[MATERIAL PROVIDED]

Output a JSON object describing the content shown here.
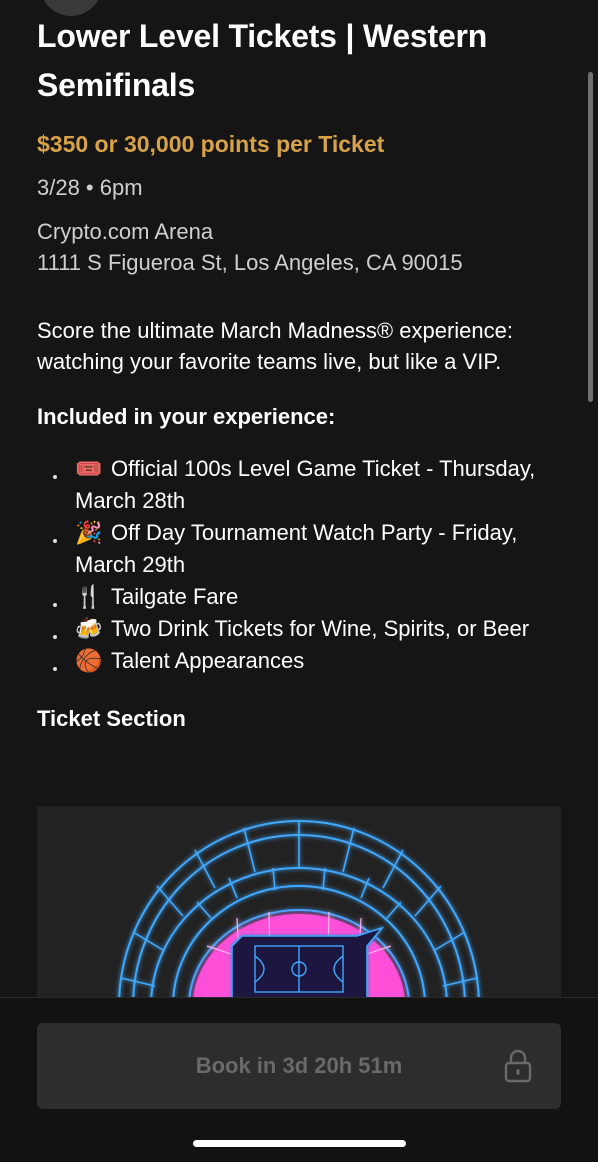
{
  "event": {
    "title": "Lower Level Tickets | Western Semifinals",
    "price": "$350 or 30,000 points per Ticket",
    "datetime": "3/28 • 6pm",
    "venue_name": "Crypto.com Arena",
    "venue_address": "1111 S Figueroa St, Los Angeles, CA 90015",
    "description": "Score the ultimate March Madness® experience: watching your favorite teams live, but like a VIP."
  },
  "included": {
    "heading": "Included in your experience:",
    "items": [
      {
        "icon": "🎟️",
        "text": "Official 100s Level Game Ticket  - Thursday, March 28th"
      },
      {
        "icon": "🎉",
        "text": "Off Day Tournament Watch Party - Friday, March 29th"
      },
      {
        "icon": "🍴",
        "text": "Tailgate Fare"
      },
      {
        "icon": "🍻",
        "text": "Two Drink Tickets for Wine, Spirits, or Beer"
      },
      {
        "icon": "🏀",
        "text": "Talent Appearances"
      }
    ]
  },
  "ticket_section": {
    "heading": "Ticket Section"
  },
  "booking": {
    "button_label": "Book in 3d 20h 51m",
    "icon": "lock-icon"
  },
  "colors": {
    "background": "#151515",
    "price_accent": "#d8a347",
    "neon_blue": "#3fa9ff",
    "neon_pink": "#ff4fd8",
    "button_bg": "#2d2d2d"
  }
}
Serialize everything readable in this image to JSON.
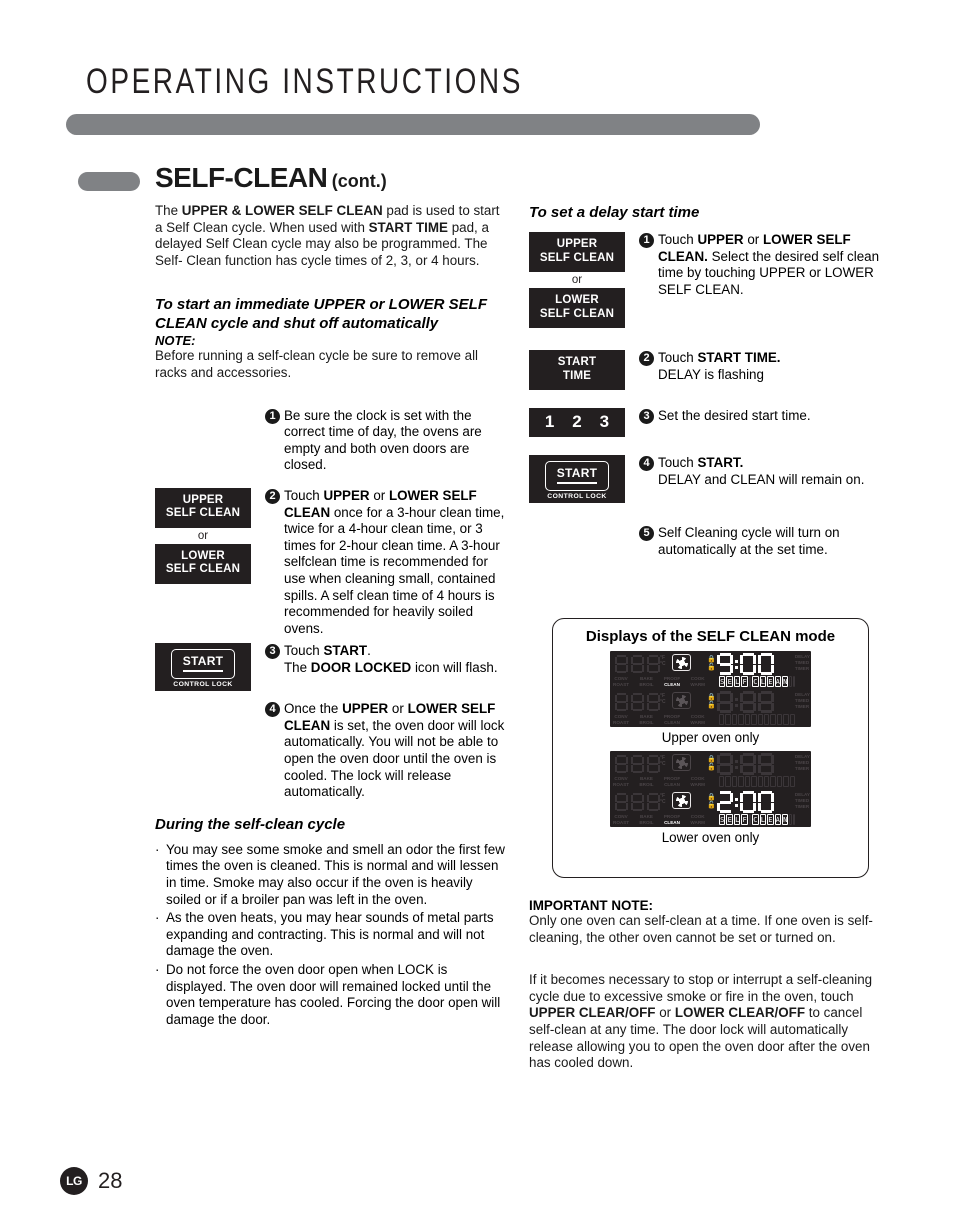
{
  "header": {
    "title": "OPERATING INSTRUCTIONS",
    "section_title_main": "SELF-CLEAN",
    "section_title_suffix": "(cont.)"
  },
  "left": {
    "intro": "The UPPER & LOWER SELF CLEAN pad is used to start a Self Clean cycle. When used with START TIME pad, a delayed Self Clean cycle may also be programmed. The Self- Clean function has cycle times of 2, 3, or 4 hours.",
    "subhead": "To start an immediate UPPER or LOWER SELF CLEAN cycle and shut off automatically",
    "note_label": "NOTE:",
    "note_text": "Before running a self-clean cycle be sure to remove all racks and accessories.",
    "steps": [
      {
        "num": "1",
        "text": "Be sure the clock is set with the correct time of day, the ovens are empty and both oven doors are closed.",
        "pad": null
      },
      {
        "num": "2",
        "text": "Touch UPPER or LOWER SELF CLEAN once for a 3-hour clean time, twice for a 4-hour clean time, or 3 times for 2-hour clean time. A 3-hour selfclean time is recommended for use when cleaning small, contained spills. A self clean time of 4 hours is recommended for heavily soiled ovens.",
        "pad": "upper-lower-self-clean"
      },
      {
        "num": "3",
        "text": "Touch START. The DOOR LOCKED icon will flash.",
        "pad": "start"
      },
      {
        "num": "4",
        "text": "Once the UPPER or LOWER SELF CLEAN is set, the oven door will lock automatically. You will not be able to open the oven door until the oven is cooled. The lock will release automatically.",
        "pad": null
      }
    ],
    "during_subhead": "During the self-clean cycle",
    "bullets": [
      "You may see some smoke and smell an odor the first few times the oven is cleaned. This is normal and will lessen in time. Smoke may also occur if the oven is heavily soiled or if a broiler pan was left in the oven.",
      "As the oven heats, you may hear sounds of metal parts expanding and contracting. This is normal and will not damage the oven.",
      "Do not force the oven door open when LOCK is displayed. The oven door will remained locked until the oven temperature has cooled. Forcing the door open will damage the door."
    ]
  },
  "right": {
    "subhead": "To set a delay start time",
    "steps": [
      {
        "num": "1",
        "text": "Touch UPPER or LOWER SELF CLEAN. Select the desired self clean time by touching UPPER or LOWER SELF CLEAN.",
        "pad": "upper-lower-self-clean"
      },
      {
        "num": "2",
        "text": "Touch START TIME. DELAY is flashing",
        "pad": "start-time"
      },
      {
        "num": "3",
        "text": "Set the desired start time.",
        "pad": "digits"
      },
      {
        "num": "4",
        "text": "Touch START. DELAY and CLEAN will remain on.",
        "pad": "start"
      },
      {
        "num": "5",
        "text": "Self Cleaning cycle will turn on automatically at the set time.",
        "pad": null
      }
    ],
    "important_label": "IMPORTANT NOTE:",
    "important_p1": "Only one oven can self-clean at a time. If one oven is self-cleaning, the other oven cannot be set or turned on.",
    "important_p2": "If it becomes necessary to stop or interrupt a self-cleaning cycle due to excessive smoke or fire in the oven, touch UPPER CLEAR/OFF or LOWER CLEAR/OFF to cancel self-clean at any time. The door lock will automatically release allowing you to open the oven door after the oven has cooled down."
  },
  "pads": {
    "upper_line1": "UPPER",
    "upper_line2": "SELF CLEAN",
    "or": "or",
    "lower_line1": "LOWER",
    "lower_line2": "SELF CLEAN",
    "start_label": "START",
    "start_sublabel": "CONTROL LOCK",
    "start_time_line1": "START",
    "start_time_line2": "TIME",
    "digits": [
      "1",
      "2",
      "3"
    ]
  },
  "displays": {
    "box_title": "Displays of the SELF CLEAN mode",
    "upper_caption": "Upper oven only",
    "lower_caption": "Lower oven only",
    "upper_time": "3:00",
    "lower_time": "2:00",
    "mode_text": "SELF CLEAN",
    "temp_units": [
      "°F",
      "°C"
    ],
    "mode_labels": [
      "CONV ROAST",
      "BAKE BROIL",
      "PROOF CLEAN",
      "COOK WARM"
    ],
    "right_labels": [
      "DELAY",
      "TIMED",
      "TIMER"
    ],
    "lit_mode_label": "CLEAN"
  },
  "footer": {
    "page_number": "28",
    "logo": "LG"
  },
  "colors": {
    "gray_bar": "#808285",
    "ink": "#231f20",
    "led_bg": "#231f20",
    "led_dim": "#3b3639",
    "led_lit": "#ffffff"
  }
}
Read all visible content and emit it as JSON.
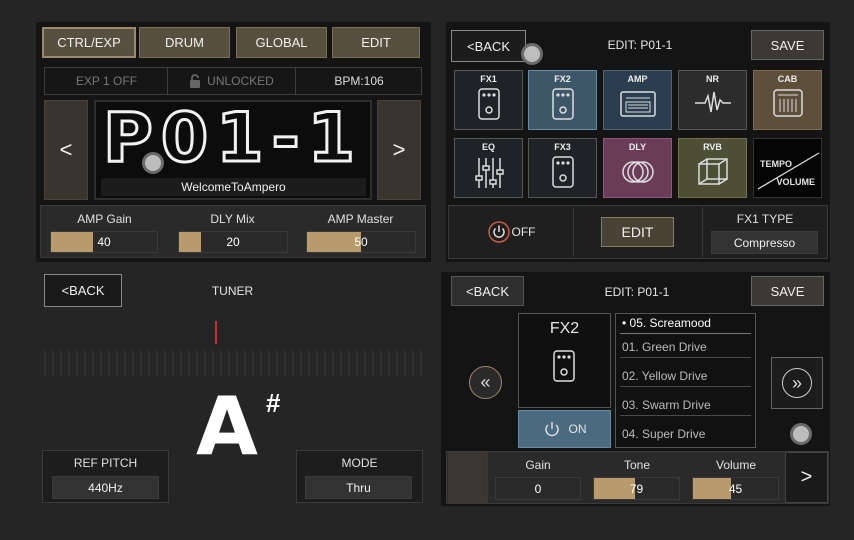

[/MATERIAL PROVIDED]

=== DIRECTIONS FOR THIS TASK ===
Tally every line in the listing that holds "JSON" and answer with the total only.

=== RESPONSE AREA ===
3